foodnetwork.com Tired of vegetables and starches tasting too not-meaty? Take a page from Paula Deen's cookbook.
3. Corn -- It goes without saying that practically any starch or green veggie (okra, endives, artichokes, etc.) can be tossed on to supplement a barbecue; however, you can things it to the next level with the right rub or dip. This recipe uses mayo (actually Veganaise), Cotija cheese, cayenne, chile powder, garlic and sour cream. Whereas this one goes an entirely different direction with a buttery glaze mixing honey, ginger and a sweet barbecue rub.
4. Figs with ricotta -- Having never met a fig we didn't like, it's an obsession that might make worth moving to the Mediterranean merely for the best variety. While many fruits (peaches, apples, pears) are spectacular on the grill, figs paired with honey, brown sugar and ricotta absolutely take the cake. In fact, it's like eating an entire cake, for significantly fewer calories (you could, after all, go for a non-fat or skim ricotta, but that's just crazy.) This recipe adds vanilla, mint and candied lemon for extra pizzazz, but if you don't have time for such fanciness, a pure grilled fig easily stands on its own.

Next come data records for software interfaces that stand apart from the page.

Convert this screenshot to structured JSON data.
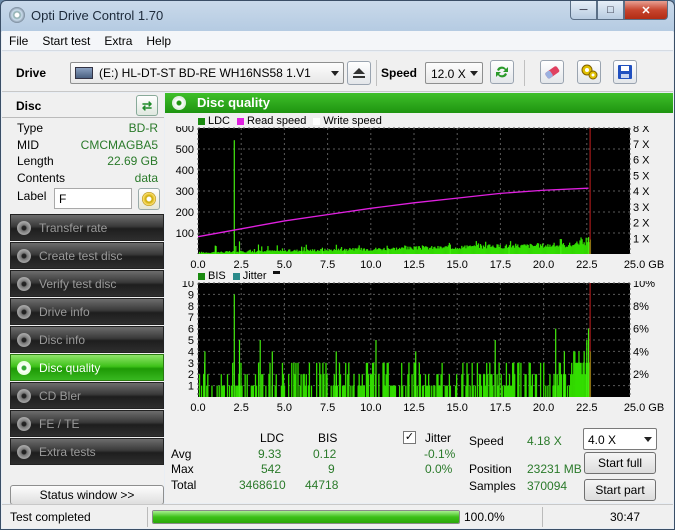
{
  "window": {
    "title": "Opti Drive Control 1.70",
    "min": "─",
    "max": "□",
    "close": "✕"
  },
  "menu": [
    "File",
    "Start test",
    "Extra",
    "Help"
  ],
  "toolbar": {
    "drive_label": "Drive",
    "drive_value": "(E:)   HL-DT-ST BD-RE  WH16NS58 1.V1",
    "speed_label": "Speed",
    "speed_value": "12.0 X"
  },
  "disc": {
    "heading": "Disc",
    "fields": [
      {
        "k": "Type",
        "v": "BD-R"
      },
      {
        "k": "MID",
        "v": "CMCMAGBA5"
      },
      {
        "k": "Length",
        "v": "22.69 GB"
      },
      {
        "k": "Contents",
        "v": "data"
      }
    ],
    "label_key": "Label",
    "label_value": "F"
  },
  "nav": [
    {
      "label": "Transfer rate",
      "active": false
    },
    {
      "label": "Create test disc",
      "active": false
    },
    {
      "label": "Verify test disc",
      "active": false
    },
    {
      "label": "Drive info",
      "active": false
    },
    {
      "label": "Disc info",
      "active": false
    },
    {
      "label": "Disc quality",
      "active": true
    },
    {
      "label": "CD Bler",
      "active": false
    },
    {
      "label": "FE / TE",
      "active": false
    },
    {
      "label": "Extra tests",
      "active": false
    }
  ],
  "status_window_button": "Status window >>",
  "panel_title": "Disc quality",
  "colors": {
    "ldc": "#1a8a10",
    "read": "#e020e0",
    "write": "#ffffff",
    "bis": "#1a8a10",
    "jitter": "#2a8a8a",
    "bar": "#33dd00",
    "marker": "#cc2020"
  },
  "chart_data": [
    {
      "type": "bar",
      "legend": [
        "LDC",
        "Read speed",
        "Write speed"
      ],
      "x_ticks": [
        "0.0",
        "2.5",
        "5.0",
        "7.5",
        "10.0",
        "12.5",
        "15.0",
        "17.5",
        "20.0",
        "22.5",
        "25.0 GB"
      ],
      "y_ticks": [
        "600",
        "500",
        "400",
        "300",
        "200",
        "100"
      ],
      "y2_ticks": [
        "8 X",
        "7 X",
        "6 X",
        "5 X",
        "4 X",
        "3 X",
        "2 X",
        "1 X"
      ],
      "ylim": [
        0,
        600
      ],
      "y2lim": [
        0,
        8
      ],
      "xlim": [
        0,
        25
      ],
      "spikes": [
        [
          2.1,
          542
        ],
        [
          2.4,
          60
        ],
        [
          1.0,
          40
        ],
        [
          3.5,
          45
        ],
        [
          6.0,
          35
        ],
        [
          7.2,
          30
        ],
        [
          8.5,
          25
        ],
        [
          11.0,
          28
        ],
        [
          14.6,
          45
        ],
        [
          18.0,
          30
        ],
        [
          21.0,
          35
        ],
        [
          22.6,
          80
        ]
      ],
      "read_speed": [
        [
          0.0,
          1.1
        ],
        [
          2.5,
          1.6
        ],
        [
          5.0,
          2.1
        ],
        [
          7.5,
          2.5
        ],
        [
          10.0,
          2.9
        ],
        [
          12.5,
          3.25
        ],
        [
          15.0,
          3.55
        ],
        [
          17.5,
          3.85
        ],
        [
          20.0,
          4.05
        ],
        [
          22.6,
          4.18
        ]
      ],
      "end_marker": 22.69
    },
    {
      "type": "bar",
      "legend": [
        "BIS",
        "Jitter"
      ],
      "x_ticks": [
        "0.0",
        "2.5",
        "5.0",
        "7.5",
        "10.0",
        "12.5",
        "15.0",
        "17.5",
        "20.0",
        "22.5",
        "25.0 GB"
      ],
      "y_ticks": [
        "10",
        "9",
        "8",
        "7",
        "6",
        "5",
        "4",
        "3",
        "2",
        "1"
      ],
      "y2_ticks": [
        "10%",
        "8%",
        "6%",
        "4%",
        "2%"
      ],
      "ylim": [
        0,
        10
      ],
      "y2lim": [
        0,
        10
      ],
      "xlim": [
        0,
        25
      ],
      "spikes": [
        [
          2.1,
          9
        ],
        [
          2.4,
          5
        ],
        [
          0.4,
          4
        ],
        [
          3.6,
          5
        ],
        [
          4.3,
          4
        ],
        [
          8.0,
          4
        ],
        [
          10.3,
          5
        ],
        [
          12.6,
          4
        ],
        [
          17.2,
          5
        ],
        [
          20.7,
          6
        ],
        [
          21.2,
          4
        ],
        [
          22.5,
          5
        ],
        [
          22.6,
          6
        ]
      ],
      "end_marker": 22.69
    }
  ],
  "stats": {
    "col_ldc": "LDC",
    "col_bis": "BIS",
    "col_jitter": "Jitter",
    "rows": [
      {
        "label": "Avg",
        "ldc": "9.33",
        "bis": "0.12",
        "jitter": "-0.1%"
      },
      {
        "label": "Max",
        "ldc": "542",
        "bis": "9",
        "jitter": "0.0%"
      },
      {
        "label": "Total",
        "ldc": "3468610",
        "bis": "44718",
        "jitter": ""
      }
    ],
    "speed_label": "Speed",
    "speed_value": "4.18 X",
    "position_label": "Position",
    "position_value": "23231 MB",
    "samples_label": "Samples",
    "samples_value": "370094",
    "test_speed": "4.0 X",
    "start_full": "Start full",
    "start_part": "Start part"
  },
  "statusbar": {
    "text": "Test completed",
    "progress": 100.0,
    "progress_text": "100.0%",
    "time": "30:47"
  }
}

5. Brie with honey, nuts and fruit -- Notice we didn't say grilled cheese sandwich. The relatively simple childhood fav has more iterations than we could reasonably list from the purist's American on white with Campbell's tomato soup to this scrumptious green goddess as many ingredients as a full-blown entree. Sandwiches aside, there is one idea you might have overlooked. Rather than baking a wheel of Brie, pop it on a cedar plank and grill away. Like this recipe suggests, its good topped with honey, nuts and dried fruit.